Rule #1 – Never Insult Customers. 

 

Automotive SEO, Auto Dealer BlogIt’s true that certain groups of people tend to enjoy certain cars more than others. If you know that the brand of cars that you sell tends to attract older customers, don’t call your customers “old” in the blog articles you write. It seems like common sense, but it occasionally does happen, and when it does, people actively complain about it. Complaints, of course, are never good for business.

Obviously, you still have to be honest in your blog articles. Don’t tell your customers that the cars that you are selling are a favorite among younger audiences if it’s a blatant lie. If you know that your customers prize price over fancy accessories, don’t tell them that buyers that are interested in the cars are very into gadgetry. They won’t only feel like you are lying to them if you do choose to do this – they will feel patronized.

If you break this rule, you might as well not have a blog!

Instead, make sure that all the words you describe your customers with are words that are viewed in a positive light. For instance, say “thrifty” instead of “frugal” or worse, “miserly.” If your clients are older, say “young at heart.” If you don’t know how to approach telling your customers something about themselves, don’t say anything.

As a dealership, you need to make people feel empowered by the fact that they are buying services from you. You have to show your potential clients that you hold them in high esteem. Showing them that you don’t value them as customers is a good way to lose business before they even walk in the door.

Not sure whether the articles that you are posting to your blog are actually customer-friendly? Well, the easiest way to check whether or not the blogs are actually written in a friendly tone is to read them yourself and put yourself in the customers’ shoes. If you wouldn’t want someone to write about you in that way, you shouldn’t use those words or phrases to describe your customers.

Tone is crucial when it comes to making sure that you don’t upset customers. Though scholarly writing might have been the best choice for term papers in school, no one really wants to read such heavy material, especially not if they are just looking for simple and to-the-point answers. Friendly, lighthearted, and very basic writing works best for blogs, since you are actually catering to a very wide audience.

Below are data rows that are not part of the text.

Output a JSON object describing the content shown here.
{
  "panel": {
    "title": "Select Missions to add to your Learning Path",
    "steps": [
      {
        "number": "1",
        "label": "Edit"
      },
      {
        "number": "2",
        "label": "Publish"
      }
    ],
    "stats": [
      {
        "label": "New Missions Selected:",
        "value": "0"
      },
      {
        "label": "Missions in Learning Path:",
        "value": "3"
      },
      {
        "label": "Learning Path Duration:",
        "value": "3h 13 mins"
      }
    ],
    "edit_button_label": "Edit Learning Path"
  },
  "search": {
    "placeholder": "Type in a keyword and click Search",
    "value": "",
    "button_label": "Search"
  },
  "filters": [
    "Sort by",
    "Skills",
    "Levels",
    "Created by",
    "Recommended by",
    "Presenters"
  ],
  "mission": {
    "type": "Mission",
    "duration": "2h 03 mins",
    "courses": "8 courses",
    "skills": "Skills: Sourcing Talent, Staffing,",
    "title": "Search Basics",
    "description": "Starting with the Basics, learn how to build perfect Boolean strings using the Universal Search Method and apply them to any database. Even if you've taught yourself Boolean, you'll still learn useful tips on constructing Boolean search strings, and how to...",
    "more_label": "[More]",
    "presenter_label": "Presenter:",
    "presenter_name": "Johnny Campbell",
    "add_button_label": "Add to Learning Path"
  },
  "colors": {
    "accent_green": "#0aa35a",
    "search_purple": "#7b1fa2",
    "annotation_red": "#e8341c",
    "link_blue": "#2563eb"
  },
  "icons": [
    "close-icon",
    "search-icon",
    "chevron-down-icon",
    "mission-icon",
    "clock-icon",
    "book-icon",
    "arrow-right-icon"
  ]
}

The bottom line here is that you simply cannot run the risk of upsetting or insulting the very people who are reading your blog. If you decide to break the #1 rule of dealership blogging, you might as well not have a blog associated with your dealership.